Children’s Minister, Will Quince, MP has handed in his resignation to Boris Johnson’s government, having been sent out to publicly defend the prime minister over the Chris Pincher scandal

Boris Johnson has faced a string of resignations over his appointment of Chris Pincher as his deputy chief whip, most notably Rishi Sunak and Sajid Javid. Michelle Donelan is now the new Education Secretary and was also a former Children’s Minister.

Quince said he had been “categorically” assured that Boris Johnson was not aware of any specific complaints about Chris Pincher. This assurance was untrue because the PM was told in 2020 of a full formal complaint that was upheld.

In his resignation, Quince stated:

“Dear Prime Minister. Thank you for meeting with me yesterday evening and for your sincere apology regarding the briefings I received from No 10 ahead of Monday’s media round, which we now know to be inaccurate.

“It is with great sadness and regret that I feel that I have no choice but to tender my resignation as Minister for Children and Families as I accepted and repeated those assurances in good faith.

“It has been an honour to serve in government since 2019 at both the Department for Work and Pensions and the Department for Education.

“Reaching this decision has not been easy. Stepping away from a job I love, where we are working every day to improve the life chances of vulnerable and disadvantaged children and young people up and down our country, pains me greatly.”

Neil Leitch, chief executive of the Early Years Alliance, said:

“While we of course understand and respect the reasons for Mr Quince’s resignation, it is incredibly concerning to have lost the children and families minister mere days after the launch of a key consultation into early years ratios, especially in light of the simultaneous change to the role of education secretary. 

“Over recent years, the early years has seen a seemingly endless stream of ministers come and go, leaving us with a patchwork of disjointed policies and no long-term vision for our vital sector. If we are to have any chance of building a quality, affordable, sustainable early education and care system in this country, we need consistent, stable leadership and a clear strategy to get us to that point. Sadly, as it stands, this seems a very unlikely ambition.”

Purnima Tanuku OBE, chief executive of National Day Nurseries Association (NDNA), said:
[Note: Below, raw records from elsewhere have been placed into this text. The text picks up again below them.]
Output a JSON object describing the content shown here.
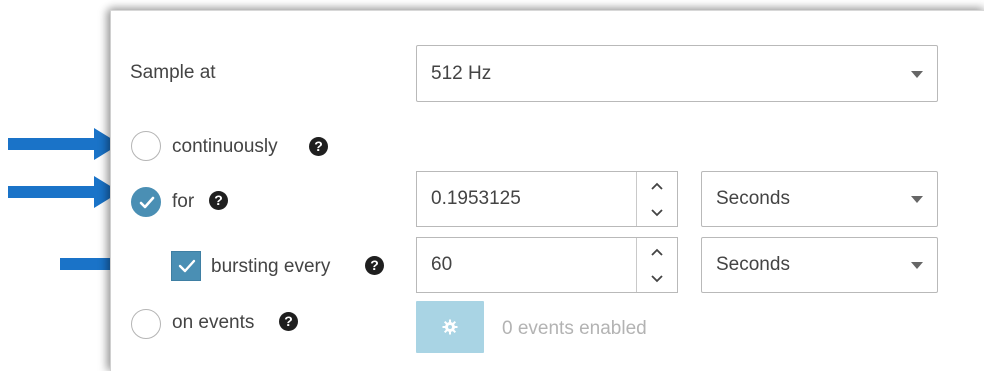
{
  "sample_at": {
    "label": "Sample at",
    "frequency": "512 Hz"
  },
  "modes": {
    "continuously": {
      "label": "continuously",
      "selected": false
    },
    "for": {
      "label": "for",
      "selected": true,
      "duration_value": "0.1953125",
      "duration_unit": "Seconds"
    },
    "bursting": {
      "label": "bursting every",
      "checked": true,
      "interval_value": "60",
      "interval_unit": "Seconds"
    },
    "on_events": {
      "label": "on events",
      "selected": false,
      "status_text": "0 events enabled"
    }
  },
  "help_glyph": "?",
  "colors": {
    "accent": "#4a8fb4",
    "arrow": "#1a73c8",
    "gear_button": "#a9d4e4",
    "muted_text": "#b3b3b3"
  },
  "icons": {
    "help": "question-circle-icon",
    "gear": "gear-icon",
    "radio_check": "check-icon",
    "arrow": "right-arrow-icon"
  }
}
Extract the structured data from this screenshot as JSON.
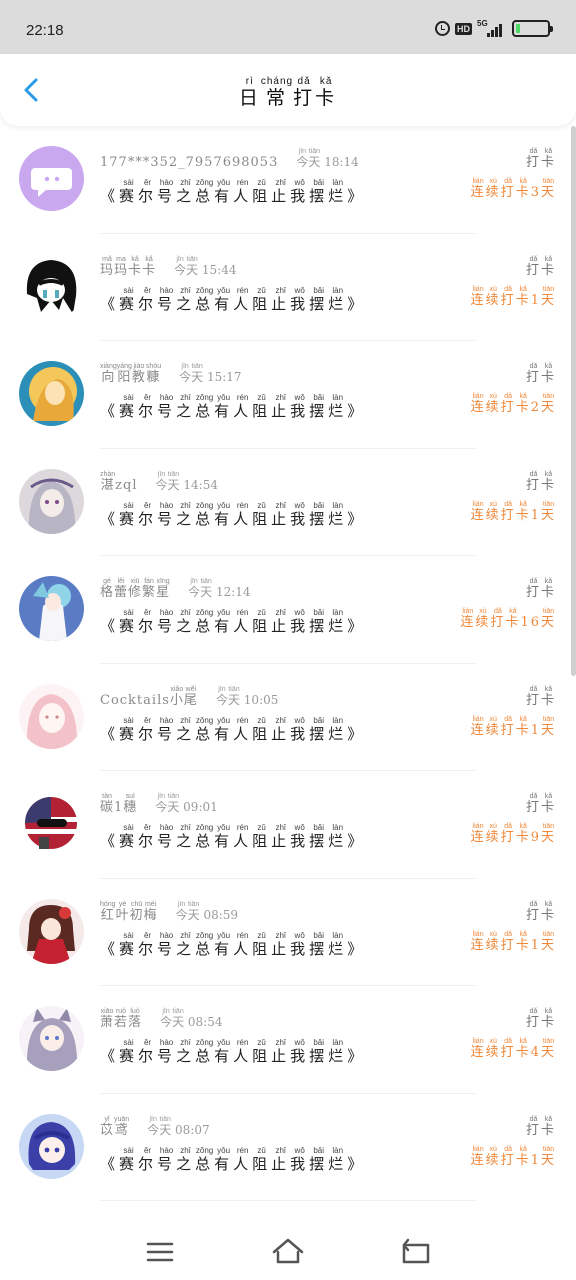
{
  "status_bar": {
    "time": "22:18",
    "net_label": "5G",
    "hd_label": "HD",
    "icons": [
      "alarm-icon",
      "hd-icon",
      "5g-signal-icon",
      "battery-icon"
    ],
    "battery_color": "#4cd964"
  },
  "header": {
    "back_icon": "chevron-left-icon",
    "title": [
      {
        "c": "日",
        "p": "rì"
      },
      {
        "c": "常",
        "p": "cháng"
      },
      {
        "c": "打",
        "p": "dǎ"
      },
      {
        "c": "卡",
        "p": "kǎ"
      }
    ]
  },
  "accent_color": "#f0883a",
  "items": [
    {
      "name": "177***352_7957698053",
      "time": "18:14",
      "name_ruby": [],
      "days": "3",
      "avatar": "chat-bubble-avatar"
    },
    {
      "name": "玛玛卡卡",
      "time": "15:44",
      "name_ruby": [
        {
          "c": "玛",
          "p": "mǎ"
        },
        {
          "c": "玛",
          "p": "ma"
        },
        {
          "c": "卡",
          "p": "kǎ"
        },
        {
          "c": "卡",
          "p": "kǎ"
        }
      ],
      "days": "1",
      "avatar": "black-hair-avatar"
    },
    {
      "name": "向阳教糠",
      "time": "15:17",
      "name_ruby": [
        {
          "c": "向",
          "p": "xiàng"
        },
        {
          "c": "阳",
          "p": "yáng"
        },
        {
          "c": "教",
          "p": "jiào"
        },
        {
          "c": "糠",
          "p": "shòu"
        }
      ],
      "days": "2",
      "avatar": "golden-avatar"
    },
    {
      "name": "湛zql",
      "time": "14:54",
      "name_ruby": [
        {
          "c": "湛",
          "p": "zhàn"
        },
        {
          "c": "zql",
          "p": ""
        }
      ],
      "days": "1",
      "avatar": "silver-hair-avatar"
    },
    {
      "name": "格蕾修繁星",
      "time": "12:14",
      "name_ruby": [
        {
          "c": "格",
          "p": "gé"
        },
        {
          "c": "蕾",
          "p": "lěi"
        },
        {
          "c": "修",
          "p": "xiū"
        },
        {
          "c": "繁",
          "p": "fán"
        },
        {
          "c": "星",
          "p": "xīng"
        }
      ],
      "days": "16",
      "avatar": "blue-anime-avatar"
    },
    {
      "name": "Cocktails小尾",
      "time": "10:05",
      "name_ruby": [
        {
          "c": "Cocktails",
          "p": ""
        },
        {
          "c": "小",
          "p": "xiǎo"
        },
        {
          "c": "尾",
          "p": "wěi"
        }
      ],
      "days": "1",
      "avatar": "pink-sketch-avatar"
    },
    {
      "name": "碳1穗",
      "time": "09:01",
      "name_ruby": [
        {
          "c": "碳",
          "p": "tàn"
        },
        {
          "c": "1",
          "p": ""
        },
        {
          "c": "穗",
          "p": "suì"
        }
      ],
      "days": "9",
      "avatar": "flag-ball-avatar"
    },
    {
      "name": "红叶初梅",
      "time": "08:59",
      "name_ruby": [
        {
          "c": "红",
          "p": "hóng"
        },
        {
          "c": "叶",
          "p": "yè"
        },
        {
          "c": "初",
          "p": "chū"
        },
        {
          "c": "梅",
          "p": "méi"
        }
      ],
      "days": "1",
      "avatar": "red-dress-avatar"
    },
    {
      "name": "萧若落",
      "time": "08:54",
      "name_ruby": [
        {
          "c": "萧",
          "p": "xiāo"
        },
        {
          "c": "若",
          "p": "ruò"
        },
        {
          "c": "落",
          "p": "luò"
        }
      ],
      "days": "4",
      "avatar": "cat-ear-avatar"
    },
    {
      "name": "苡鸢",
      "time": "08:07",
      "name_ruby": [
        {
          "c": "苡",
          "p": "yǐ"
        },
        {
          "c": "鸢",
          "p": "yuān"
        }
      ],
      "days": "1",
      "avatar": "purple-hair-avatar"
    }
  ],
  "common": {
    "today": [
      {
        "c": "今",
        "p": "jīn"
      },
      {
        "c": "天",
        "p": "tiān"
      }
    ],
    "punch": [
      {
        "c": "打",
        "p": "dǎ"
      },
      {
        "c": "卡",
        "p": "kǎ"
      }
    ],
    "content": [
      {
        "c": "《",
        "p": ""
      },
      {
        "c": "赛",
        "p": "sài"
      },
      {
        "c": "尔",
        "p": "ěr"
      },
      {
        "c": "号",
        "p": "hào"
      },
      {
        "c": "之",
        "p": "zhī"
      },
      {
        "c": "总",
        "p": "zǒng"
      },
      {
        "c": "有",
        "p": "yǒu"
      },
      {
        "c": "人",
        "p": "rén"
      },
      {
        "c": "阻",
        "p": "zǔ"
      },
      {
        "c": "止",
        "p": "zhǐ"
      },
      {
        "c": "我",
        "p": "wǒ"
      },
      {
        "c": "摆",
        "p": "bǎi"
      },
      {
        "c": "烂",
        "p": "làn"
      },
      {
        "c": "》",
        "p": ""
      }
    ],
    "streak_prefix": [
      {
        "c": "连",
        "p": "lián"
      },
      {
        "c": "续",
        "p": "xù"
      },
      {
        "c": "打",
        "p": "dǎ"
      },
      {
        "c": "卡",
        "p": "kǎ"
      }
    ],
    "streak_suffix": [
      {
        "c": "天",
        "p": "tiān"
      }
    ]
  },
  "bottom_nav": {
    "icons": [
      "menu-icon",
      "home-icon",
      "back-arrow-icon"
    ]
  }
}
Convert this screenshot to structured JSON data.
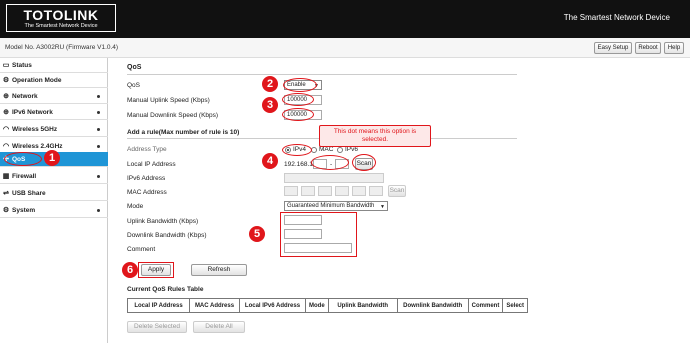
{
  "header": {
    "logo_text": "TOTOLINK",
    "logo_sub": "The Smartest Network Device",
    "tagline": "The Smartest Network Device"
  },
  "model_bar": {
    "model": "Model No. A3002RU (Firmware V1.0.4)",
    "easy_setup": "Easy Setup",
    "reboot": "Reboot",
    "help": "Help"
  },
  "sidebar": {
    "items": [
      {
        "label": "Status",
        "icon": "monitor-icon"
      },
      {
        "label": "Operation Mode",
        "icon": "gear-icon"
      },
      {
        "label": "Network",
        "icon": "globe-icon"
      },
      {
        "label": "IPv6 Network",
        "icon": "globe-icon"
      },
      {
        "label": "Wireless 5GHz",
        "icon": "wifi-icon"
      },
      {
        "label": "Wireless 2.4GHz",
        "icon": "wifi-icon"
      },
      {
        "label": "QoS",
        "icon": "qos-icon"
      },
      {
        "label": "Firewall",
        "icon": "firewall-icon"
      },
      {
        "label": "USB Share",
        "icon": "usb-icon"
      },
      {
        "label": "System",
        "icon": "gear-icon"
      }
    ]
  },
  "qos": {
    "title": "QoS",
    "qos_label": "QoS",
    "qos_value": "Enable",
    "uplink_label": "Manual Uplink Speed (Kbps)",
    "uplink_value": "100000",
    "downlink_label": "Manual Downlink Speed (Kbps)",
    "downlink_value": "100000"
  },
  "rule": {
    "title": "Add a rule(Max number of rule is 10)",
    "address_type_label": "Address Type",
    "ipv4": "IPv4",
    "mac": "MAC",
    "ipv6": "IPv6",
    "local_ip_label": "Local IP Address",
    "ip_prefix": "192.168.1.",
    "ip_dash": "-",
    "scan": "Scan",
    "ipv6_label": "IPv6 Address",
    "mac_label": "MAC Address",
    "scan2": "Scan",
    "mode_label": "Mode",
    "mode_value": "Guaranteed Minimum Bandwidth",
    "uplink_bw_label": "Uplink Bandwidth (Kbps)",
    "downlink_bw_label": "Downlink Bandwidth (Kbps)",
    "comment_label": "Comment",
    "apply": "Apply",
    "refresh": "Refresh"
  },
  "rules_table": {
    "title": "Current QoS Rules Table",
    "headers": [
      "Local IP Address",
      "MAC Address",
      "Local IPv6 Address",
      "Mode",
      "Uplink Bandwidth",
      "Downlink Bandwidth",
      "Comment",
      "Select"
    ],
    "delete_selected": "Delete Selected",
    "delete_all": "Delete All"
  },
  "annotations": {
    "callout": "This dot means this option is selected.",
    "n1": "1",
    "n2": "2",
    "n3": "3",
    "n4": "4",
    "n5": "5",
    "n6": "6",
    "color": "#e0161b"
  }
}
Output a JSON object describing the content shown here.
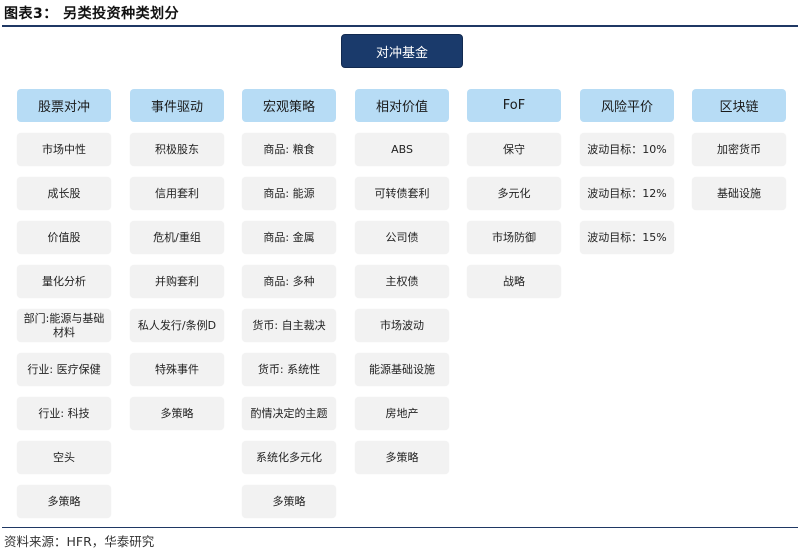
{
  "figure": {
    "title": "图表3：  另类投资种类划分",
    "source": "资料来源：HFR，华泰研究"
  },
  "root": {
    "label": "对冲基金"
  },
  "categories": [
    {
      "label": "股票对冲",
      "items": [
        "市场中性",
        "成长股",
        "价值股",
        "量化分析",
        "部门:能源与基础材料",
        "行业: 医疗保健",
        "行业: 科技",
        "空头",
        "多策略"
      ]
    },
    {
      "label": "事件驱动",
      "items": [
        "积极股东",
        "信用套利",
        "危机/重组",
        "并购套利",
        "私人发行/条例D",
        "特殊事件",
        "多策略"
      ]
    },
    {
      "label": "宏观策略",
      "items": [
        "商品: 粮食",
        "商品: 能源",
        "商品: 金属",
        "商品: 多种",
        "货币: 自主裁决",
        "货币: 系统性",
        "酌情决定的主题",
        "系统化多元化",
        "多策略"
      ]
    },
    {
      "label": "相对价值",
      "items": [
        "ABS",
        "可转债套利",
        "公司债",
        "主权债",
        "市场波动",
        "能源基础设施",
        "房地产",
        "多策略"
      ]
    },
    {
      "label": "FoF",
      "items": [
        "保守",
        "多元化",
        "市场防御",
        "战略"
      ]
    },
    {
      "label": "风险平价",
      "items": [
        "波动目标：10%",
        "波动目标：12%",
        "波动目标：15%"
      ]
    },
    {
      "label": "区块链",
      "items": [
        "加密货币",
        "基础设施"
      ]
    }
  ]
}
“The resignation of Will Quince today leaves the early years sector in an unsettled position yet again. In these turbulent times, the early years workforce always gets on with the job providing the much-needed continuity of education, care and safety for our youngest children and their families. What they need right now is urgent support from the Government to keep them sustainable.

We are sad to see Mr Quince leave his role suddenly and thank him for his contribution, taking the time to visit many settings during his tenure as Children’s Minister.

“However, we would urge his successor to prioritise the urgent financial support that settings need. We have always said this is not the right time to consult on ratios. We will need the new minister to urgently review the childcare funding system and address their workforce challenges.

“We look forward to working with Michelle Donelan, the new Education Secretary, also a former Children’s Minister – we will be writing to her to request a meeting.”